Q: I have been divorced for seven years and have a 12-year-old daughter. I also have a new boyfriend, but we are careful to portray the relationship as “just friends” until we agree that the relationship is permanent.
My friend is the CFO of a company and travels to Europe on occasion. He has asked me to go with him next month for two weeks. I am conflicted because my daughter is going through puberty, divorce (her father is divorcing again and moving to another state), her best friend just moved away and her dog was recently euthanized.
My question is: Will she be able to handle it if I go to Europe for two weeks right now? My mom has volunteered to watch her and says, “Go for it!” My boyfriend says, “No pressure. I’d love for you to go, but it won’t change my commitment to you if you say you can’t right now.”
I really would love to go. What’s good ex-etiquette?
A: I’m reading between the lines, but it sounds to me like you’re saying you don’t think it is a good time for your daughter, but you really want to go — and your mom raised you and you came out OK, so you don’t feel too guilty leaving your daughter with her.
But then there’s that tiny little voice in your head that says, “Bad mom, bad mom, bad mom” and you think, “Am I?”

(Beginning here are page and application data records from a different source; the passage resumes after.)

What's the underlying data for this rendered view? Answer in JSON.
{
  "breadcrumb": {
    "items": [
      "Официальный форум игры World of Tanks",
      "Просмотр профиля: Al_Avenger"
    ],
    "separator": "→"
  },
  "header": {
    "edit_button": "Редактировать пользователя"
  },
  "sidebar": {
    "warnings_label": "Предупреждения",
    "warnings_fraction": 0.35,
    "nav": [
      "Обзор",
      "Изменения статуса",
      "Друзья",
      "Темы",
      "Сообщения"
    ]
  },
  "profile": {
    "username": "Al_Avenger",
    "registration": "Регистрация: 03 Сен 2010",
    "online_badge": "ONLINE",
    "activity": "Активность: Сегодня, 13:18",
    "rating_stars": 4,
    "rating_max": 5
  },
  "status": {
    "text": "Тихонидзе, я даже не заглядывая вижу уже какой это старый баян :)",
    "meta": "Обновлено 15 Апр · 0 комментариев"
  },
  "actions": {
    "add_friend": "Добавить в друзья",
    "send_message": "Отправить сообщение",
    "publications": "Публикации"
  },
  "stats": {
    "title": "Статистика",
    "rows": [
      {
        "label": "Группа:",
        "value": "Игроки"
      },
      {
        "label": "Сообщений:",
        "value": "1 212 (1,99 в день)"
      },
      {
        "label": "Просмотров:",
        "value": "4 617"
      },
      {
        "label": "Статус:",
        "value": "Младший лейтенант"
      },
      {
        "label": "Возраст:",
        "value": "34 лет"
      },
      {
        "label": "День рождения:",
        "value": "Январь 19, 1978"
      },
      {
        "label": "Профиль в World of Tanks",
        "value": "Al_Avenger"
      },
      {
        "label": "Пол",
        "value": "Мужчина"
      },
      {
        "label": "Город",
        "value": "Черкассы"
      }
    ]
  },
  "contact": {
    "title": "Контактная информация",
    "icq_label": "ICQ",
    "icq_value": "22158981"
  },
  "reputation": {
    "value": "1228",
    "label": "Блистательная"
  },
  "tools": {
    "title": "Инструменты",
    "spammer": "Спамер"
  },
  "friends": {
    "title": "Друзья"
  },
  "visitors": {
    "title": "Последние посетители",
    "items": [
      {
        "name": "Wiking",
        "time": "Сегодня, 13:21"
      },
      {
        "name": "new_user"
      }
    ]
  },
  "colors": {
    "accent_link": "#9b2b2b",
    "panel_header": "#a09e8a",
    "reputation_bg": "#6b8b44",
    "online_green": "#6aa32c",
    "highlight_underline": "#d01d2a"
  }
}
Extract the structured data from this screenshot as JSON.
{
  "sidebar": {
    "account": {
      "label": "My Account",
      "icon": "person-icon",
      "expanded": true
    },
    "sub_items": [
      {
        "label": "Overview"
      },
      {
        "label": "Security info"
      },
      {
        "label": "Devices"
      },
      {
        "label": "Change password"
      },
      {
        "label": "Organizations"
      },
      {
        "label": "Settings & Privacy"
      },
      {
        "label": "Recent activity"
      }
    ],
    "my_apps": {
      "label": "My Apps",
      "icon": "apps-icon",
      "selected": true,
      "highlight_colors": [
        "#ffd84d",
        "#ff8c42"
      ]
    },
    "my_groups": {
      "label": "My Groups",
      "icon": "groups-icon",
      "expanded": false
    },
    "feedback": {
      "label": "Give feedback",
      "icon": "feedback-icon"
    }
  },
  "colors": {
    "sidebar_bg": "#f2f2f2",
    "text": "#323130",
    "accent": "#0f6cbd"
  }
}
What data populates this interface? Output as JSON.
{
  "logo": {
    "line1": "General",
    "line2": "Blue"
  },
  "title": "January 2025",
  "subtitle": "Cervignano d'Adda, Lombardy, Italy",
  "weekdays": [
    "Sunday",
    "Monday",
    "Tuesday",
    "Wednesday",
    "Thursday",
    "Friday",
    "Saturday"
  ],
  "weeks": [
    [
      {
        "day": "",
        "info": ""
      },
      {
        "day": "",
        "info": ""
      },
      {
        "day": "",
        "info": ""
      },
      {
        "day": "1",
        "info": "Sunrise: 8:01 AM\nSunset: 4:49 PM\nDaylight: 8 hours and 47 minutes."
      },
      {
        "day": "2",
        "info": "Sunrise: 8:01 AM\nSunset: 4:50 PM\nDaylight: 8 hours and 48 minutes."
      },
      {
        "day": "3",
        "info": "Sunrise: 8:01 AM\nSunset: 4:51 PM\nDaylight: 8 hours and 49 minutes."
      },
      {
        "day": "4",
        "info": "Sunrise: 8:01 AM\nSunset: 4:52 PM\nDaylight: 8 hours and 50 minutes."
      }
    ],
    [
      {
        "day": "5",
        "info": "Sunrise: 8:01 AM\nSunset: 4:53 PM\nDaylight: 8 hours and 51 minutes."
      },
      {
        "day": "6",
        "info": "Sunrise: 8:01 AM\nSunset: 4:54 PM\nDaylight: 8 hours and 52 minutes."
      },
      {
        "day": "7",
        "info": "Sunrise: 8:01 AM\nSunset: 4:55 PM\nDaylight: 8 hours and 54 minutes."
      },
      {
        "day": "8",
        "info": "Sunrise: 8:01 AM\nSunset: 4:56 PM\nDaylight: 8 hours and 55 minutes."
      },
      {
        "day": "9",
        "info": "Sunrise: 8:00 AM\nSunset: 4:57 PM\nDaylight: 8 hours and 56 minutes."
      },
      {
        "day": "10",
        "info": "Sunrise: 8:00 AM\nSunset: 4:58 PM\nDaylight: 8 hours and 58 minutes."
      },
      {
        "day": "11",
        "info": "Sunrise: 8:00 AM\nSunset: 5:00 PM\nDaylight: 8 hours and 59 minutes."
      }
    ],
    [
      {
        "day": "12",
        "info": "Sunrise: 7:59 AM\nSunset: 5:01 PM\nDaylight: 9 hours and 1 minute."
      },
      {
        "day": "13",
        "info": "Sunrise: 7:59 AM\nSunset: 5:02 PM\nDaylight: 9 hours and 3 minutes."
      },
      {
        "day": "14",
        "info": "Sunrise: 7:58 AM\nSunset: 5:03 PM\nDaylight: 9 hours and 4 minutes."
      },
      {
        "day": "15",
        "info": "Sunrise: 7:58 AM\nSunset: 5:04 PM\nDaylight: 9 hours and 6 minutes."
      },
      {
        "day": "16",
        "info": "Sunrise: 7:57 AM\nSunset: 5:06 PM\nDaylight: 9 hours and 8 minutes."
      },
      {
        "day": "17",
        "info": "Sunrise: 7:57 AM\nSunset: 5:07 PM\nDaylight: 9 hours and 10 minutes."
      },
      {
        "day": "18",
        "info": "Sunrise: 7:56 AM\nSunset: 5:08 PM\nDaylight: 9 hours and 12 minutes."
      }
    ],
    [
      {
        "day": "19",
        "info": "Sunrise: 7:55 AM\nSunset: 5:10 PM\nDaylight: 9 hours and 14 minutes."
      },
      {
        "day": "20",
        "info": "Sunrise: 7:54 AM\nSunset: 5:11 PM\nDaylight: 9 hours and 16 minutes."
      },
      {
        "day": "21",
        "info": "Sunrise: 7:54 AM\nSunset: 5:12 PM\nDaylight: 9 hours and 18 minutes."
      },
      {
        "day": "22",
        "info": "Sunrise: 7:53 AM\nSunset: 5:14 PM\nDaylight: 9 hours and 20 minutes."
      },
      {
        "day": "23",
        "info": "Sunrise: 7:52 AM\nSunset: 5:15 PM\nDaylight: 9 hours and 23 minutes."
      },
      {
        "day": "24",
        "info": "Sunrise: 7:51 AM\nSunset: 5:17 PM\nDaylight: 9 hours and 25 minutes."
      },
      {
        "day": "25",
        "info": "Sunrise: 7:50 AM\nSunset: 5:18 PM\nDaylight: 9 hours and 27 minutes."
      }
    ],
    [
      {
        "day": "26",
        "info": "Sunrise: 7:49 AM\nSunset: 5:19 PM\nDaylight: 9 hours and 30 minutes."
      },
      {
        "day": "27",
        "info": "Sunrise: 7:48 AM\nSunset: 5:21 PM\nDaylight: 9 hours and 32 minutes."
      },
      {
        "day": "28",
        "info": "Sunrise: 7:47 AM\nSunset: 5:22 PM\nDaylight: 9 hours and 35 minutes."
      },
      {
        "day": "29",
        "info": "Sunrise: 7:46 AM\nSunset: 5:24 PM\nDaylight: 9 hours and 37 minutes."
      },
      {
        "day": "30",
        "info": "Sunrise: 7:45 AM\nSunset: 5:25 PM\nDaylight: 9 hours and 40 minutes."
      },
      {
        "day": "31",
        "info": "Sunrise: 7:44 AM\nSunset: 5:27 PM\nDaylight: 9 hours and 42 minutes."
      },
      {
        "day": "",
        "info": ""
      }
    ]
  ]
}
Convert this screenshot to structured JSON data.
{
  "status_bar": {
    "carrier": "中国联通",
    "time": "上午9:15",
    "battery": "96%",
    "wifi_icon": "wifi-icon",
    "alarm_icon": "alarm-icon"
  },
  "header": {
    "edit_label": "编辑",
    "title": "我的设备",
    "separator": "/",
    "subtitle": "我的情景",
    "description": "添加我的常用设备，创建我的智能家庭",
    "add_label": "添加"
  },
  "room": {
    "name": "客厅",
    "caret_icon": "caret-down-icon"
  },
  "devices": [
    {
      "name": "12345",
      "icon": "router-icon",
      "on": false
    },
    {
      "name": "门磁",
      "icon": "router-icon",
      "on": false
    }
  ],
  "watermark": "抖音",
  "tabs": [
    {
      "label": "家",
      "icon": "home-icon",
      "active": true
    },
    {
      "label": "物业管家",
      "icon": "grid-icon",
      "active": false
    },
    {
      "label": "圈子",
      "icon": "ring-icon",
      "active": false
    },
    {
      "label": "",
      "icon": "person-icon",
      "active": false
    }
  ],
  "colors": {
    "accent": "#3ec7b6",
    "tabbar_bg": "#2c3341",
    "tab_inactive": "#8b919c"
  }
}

Divorced parents are often faced with the dilemma you describe. They feel torn between their new love and their love for their children. “If I put my kids first, will he leave me?” The truth is, he might. But he also might not. Strength of conviction is a very attractive trait, and if you get clear that your kids are first when faced with a dilemma of this sort, there will be no question as to what is the right answer.
Your new partner also will know where you stand, which will make it easier for him to make decisions about his life and if he wants to go forward with someone who has kids.
You can’t buffer the fact that you are a mom. It’s obvious that you’re sensitive and intuitive, two traits in good moms and in good partners. You know your daughter and you sense she needs order right now.
If your friend says “no pressure” and often travels to Europe, there’s no question the right answer is to put the trip off until next time. Then you can both plan for the romantic getaway you want.
In a few months your daughter may be more settled in — plus be more open to the fact that you are going away with your friend, and you will be able to relax and enjoy yourself with far less guilt.
What if she’s still not ready for you to leave for a couple of weeks in a couple of months? If the transition is too tough on her, you may have to put it off again — and in that case you may also want to think about consulting a counselor to help her cope and the best ways you can support her.
Jann Blackstone is author of “Ex-etiquette for Parents: Good Behavior After Divorce or Separation” and founder of Bonus Families (www.bonusfamilies.com).